Now, the issue I have with this book is the scope. A lot of characters were thrown out in rapid succession, and a lot of it was not explained. And one plot thread that you think would have been a big deal was introduced in the penultimate issue but not resolved yet, which makes this series feel incomplete. And then there's the dialogue. Busiek seemed to be trying to trot out some superhero cliche's and painful wordplay to set the mood, but it doesn't make it less annoying.
All in all, this was a good beginning, but a full five-star review will take a while to be realized.
Astro City is very much about the relationship between the normal citizen and the superhero, as opposed to the standard comic fare being the relationship between the hero and the villain (Batman being the textbook example of this). In fact, villains play a fairly minor role in this series (especially this particular book, they are quite forgettable). Busiek fleshes out the concept of the superhero in the psyche of a normal person, even in a world where superheroes are fairly commonplace. The role of the superhero in society is deeply analyzed in this series.
One reviewer brought up the point of how Busiek can "only go so far" with the vignette story-telling style. This book is very much the introduction to the world of Astro City, and vignettes are perfect for this first installment. The books following this (Confession, Family Values, and Tarnished Angel) are full stories, analyzing in detail the characters presented in the first issue.
Literary grandeur aside, Busiek exploits many well-known character archetypes (i.e. Superman, Batman, Spider-Man, JLA, and the Fantastic Four) by creating his own characters with these themes. In no way is Busiek "ripping off" other comics, all of this is intentional, once again as an element of analysis. However, he creates some very interesting heroes (The Confessor and The Hanged Man being my two personal favorites).
When all is said and done, this is an amazing series, one of the best of recent years. It is (amazingly) refresingly original and very familiar.

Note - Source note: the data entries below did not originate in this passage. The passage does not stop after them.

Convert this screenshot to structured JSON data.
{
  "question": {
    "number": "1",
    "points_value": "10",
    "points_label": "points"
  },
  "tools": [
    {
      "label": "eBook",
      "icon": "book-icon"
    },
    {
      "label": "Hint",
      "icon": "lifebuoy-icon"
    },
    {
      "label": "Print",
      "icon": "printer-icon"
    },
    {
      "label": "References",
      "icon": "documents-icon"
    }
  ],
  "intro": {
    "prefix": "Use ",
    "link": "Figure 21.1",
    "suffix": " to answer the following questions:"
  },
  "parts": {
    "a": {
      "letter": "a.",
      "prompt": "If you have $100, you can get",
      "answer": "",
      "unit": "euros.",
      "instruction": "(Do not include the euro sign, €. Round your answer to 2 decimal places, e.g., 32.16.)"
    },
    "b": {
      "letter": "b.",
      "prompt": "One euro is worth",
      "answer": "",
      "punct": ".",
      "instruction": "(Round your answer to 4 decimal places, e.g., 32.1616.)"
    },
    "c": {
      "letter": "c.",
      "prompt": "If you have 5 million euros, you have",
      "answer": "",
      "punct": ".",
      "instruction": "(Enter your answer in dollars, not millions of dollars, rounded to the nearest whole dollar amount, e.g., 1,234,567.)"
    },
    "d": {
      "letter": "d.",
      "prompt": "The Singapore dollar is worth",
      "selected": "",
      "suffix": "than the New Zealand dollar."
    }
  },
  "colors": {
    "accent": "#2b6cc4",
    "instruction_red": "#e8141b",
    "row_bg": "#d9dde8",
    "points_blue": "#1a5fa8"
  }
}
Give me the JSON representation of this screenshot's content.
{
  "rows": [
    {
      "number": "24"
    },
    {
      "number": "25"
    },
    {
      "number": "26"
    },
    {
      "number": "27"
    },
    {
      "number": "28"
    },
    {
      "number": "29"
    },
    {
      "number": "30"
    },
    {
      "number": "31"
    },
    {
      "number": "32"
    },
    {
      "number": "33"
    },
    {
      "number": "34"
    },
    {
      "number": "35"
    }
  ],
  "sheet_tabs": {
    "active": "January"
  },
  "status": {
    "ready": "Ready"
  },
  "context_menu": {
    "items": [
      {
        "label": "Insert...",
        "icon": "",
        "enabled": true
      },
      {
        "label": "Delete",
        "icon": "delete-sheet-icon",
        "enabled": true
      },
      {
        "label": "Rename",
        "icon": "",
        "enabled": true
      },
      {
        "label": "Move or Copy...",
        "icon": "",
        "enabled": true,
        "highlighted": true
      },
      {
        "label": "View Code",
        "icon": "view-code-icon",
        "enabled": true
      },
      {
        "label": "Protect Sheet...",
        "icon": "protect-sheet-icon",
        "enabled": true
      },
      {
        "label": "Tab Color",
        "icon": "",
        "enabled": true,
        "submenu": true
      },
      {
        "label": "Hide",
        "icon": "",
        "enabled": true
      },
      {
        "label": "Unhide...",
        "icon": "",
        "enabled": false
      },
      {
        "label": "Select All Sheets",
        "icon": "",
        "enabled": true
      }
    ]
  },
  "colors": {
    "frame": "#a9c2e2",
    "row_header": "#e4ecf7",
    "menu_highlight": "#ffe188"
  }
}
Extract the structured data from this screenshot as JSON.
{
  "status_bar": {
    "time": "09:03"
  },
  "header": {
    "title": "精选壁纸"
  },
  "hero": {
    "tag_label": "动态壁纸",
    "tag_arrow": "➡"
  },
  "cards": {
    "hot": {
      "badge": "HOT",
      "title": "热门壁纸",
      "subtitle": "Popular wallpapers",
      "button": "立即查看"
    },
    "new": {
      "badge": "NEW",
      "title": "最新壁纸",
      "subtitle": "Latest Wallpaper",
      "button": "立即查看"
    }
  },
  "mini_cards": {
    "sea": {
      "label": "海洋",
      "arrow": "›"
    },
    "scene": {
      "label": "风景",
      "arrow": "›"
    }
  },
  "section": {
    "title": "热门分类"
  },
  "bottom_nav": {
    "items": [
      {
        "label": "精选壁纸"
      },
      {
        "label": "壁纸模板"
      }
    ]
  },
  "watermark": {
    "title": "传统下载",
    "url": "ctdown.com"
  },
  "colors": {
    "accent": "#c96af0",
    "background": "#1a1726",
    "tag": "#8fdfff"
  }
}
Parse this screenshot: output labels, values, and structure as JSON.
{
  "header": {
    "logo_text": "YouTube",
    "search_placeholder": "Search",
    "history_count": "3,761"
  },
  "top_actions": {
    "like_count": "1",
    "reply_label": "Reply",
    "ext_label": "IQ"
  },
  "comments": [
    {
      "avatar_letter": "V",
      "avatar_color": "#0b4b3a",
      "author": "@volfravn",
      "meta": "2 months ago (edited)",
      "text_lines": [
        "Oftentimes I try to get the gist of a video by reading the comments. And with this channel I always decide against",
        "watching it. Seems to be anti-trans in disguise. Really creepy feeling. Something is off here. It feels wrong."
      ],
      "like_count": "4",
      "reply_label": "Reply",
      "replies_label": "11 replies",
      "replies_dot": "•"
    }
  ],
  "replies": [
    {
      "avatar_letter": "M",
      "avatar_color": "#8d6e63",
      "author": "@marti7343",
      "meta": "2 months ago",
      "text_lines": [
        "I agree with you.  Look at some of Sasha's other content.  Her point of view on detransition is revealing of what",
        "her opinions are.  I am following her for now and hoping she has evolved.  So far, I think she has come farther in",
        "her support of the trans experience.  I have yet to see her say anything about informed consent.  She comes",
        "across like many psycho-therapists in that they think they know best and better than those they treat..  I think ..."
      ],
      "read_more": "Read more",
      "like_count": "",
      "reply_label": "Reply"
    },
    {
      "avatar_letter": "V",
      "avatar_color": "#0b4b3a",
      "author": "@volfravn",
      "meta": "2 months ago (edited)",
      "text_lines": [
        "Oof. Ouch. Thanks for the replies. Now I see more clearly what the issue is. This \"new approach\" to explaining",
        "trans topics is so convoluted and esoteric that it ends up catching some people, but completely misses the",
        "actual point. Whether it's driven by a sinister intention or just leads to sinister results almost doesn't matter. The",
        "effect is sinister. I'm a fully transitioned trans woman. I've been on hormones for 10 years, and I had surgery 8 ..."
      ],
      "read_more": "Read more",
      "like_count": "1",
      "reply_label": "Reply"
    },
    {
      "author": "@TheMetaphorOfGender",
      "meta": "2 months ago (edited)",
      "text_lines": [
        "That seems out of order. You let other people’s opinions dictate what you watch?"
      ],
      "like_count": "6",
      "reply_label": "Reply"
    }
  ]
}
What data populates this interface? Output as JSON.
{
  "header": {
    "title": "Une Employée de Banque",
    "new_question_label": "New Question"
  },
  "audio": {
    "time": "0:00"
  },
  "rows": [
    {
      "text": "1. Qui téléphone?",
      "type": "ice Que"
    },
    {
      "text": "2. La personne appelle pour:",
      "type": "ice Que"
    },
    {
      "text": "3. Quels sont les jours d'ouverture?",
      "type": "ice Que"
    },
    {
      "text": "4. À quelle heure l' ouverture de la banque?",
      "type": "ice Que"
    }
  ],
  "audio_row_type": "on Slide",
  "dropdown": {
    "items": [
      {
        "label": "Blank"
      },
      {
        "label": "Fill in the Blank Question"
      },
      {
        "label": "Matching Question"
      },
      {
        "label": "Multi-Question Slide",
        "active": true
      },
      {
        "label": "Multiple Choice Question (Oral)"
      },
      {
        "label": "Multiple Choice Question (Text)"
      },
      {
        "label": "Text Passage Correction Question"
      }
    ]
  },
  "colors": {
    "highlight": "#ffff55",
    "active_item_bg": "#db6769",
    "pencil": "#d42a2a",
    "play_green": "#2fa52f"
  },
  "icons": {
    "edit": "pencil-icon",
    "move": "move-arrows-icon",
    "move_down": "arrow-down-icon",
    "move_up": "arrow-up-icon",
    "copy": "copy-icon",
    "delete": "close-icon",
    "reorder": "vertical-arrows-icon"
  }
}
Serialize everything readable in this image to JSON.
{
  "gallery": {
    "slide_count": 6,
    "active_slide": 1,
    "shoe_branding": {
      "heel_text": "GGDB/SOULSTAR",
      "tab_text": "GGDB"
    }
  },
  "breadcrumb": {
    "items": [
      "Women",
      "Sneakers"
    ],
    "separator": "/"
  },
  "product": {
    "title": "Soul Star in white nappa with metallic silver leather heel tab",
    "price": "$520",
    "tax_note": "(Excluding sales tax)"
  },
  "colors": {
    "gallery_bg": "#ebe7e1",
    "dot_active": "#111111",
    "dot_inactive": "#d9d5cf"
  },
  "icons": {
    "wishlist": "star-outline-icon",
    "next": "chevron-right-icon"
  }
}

I highly suggest this first book, and it only gets better from there.
Most recent customer reviews
The book consists of 6 standalone stories.Read more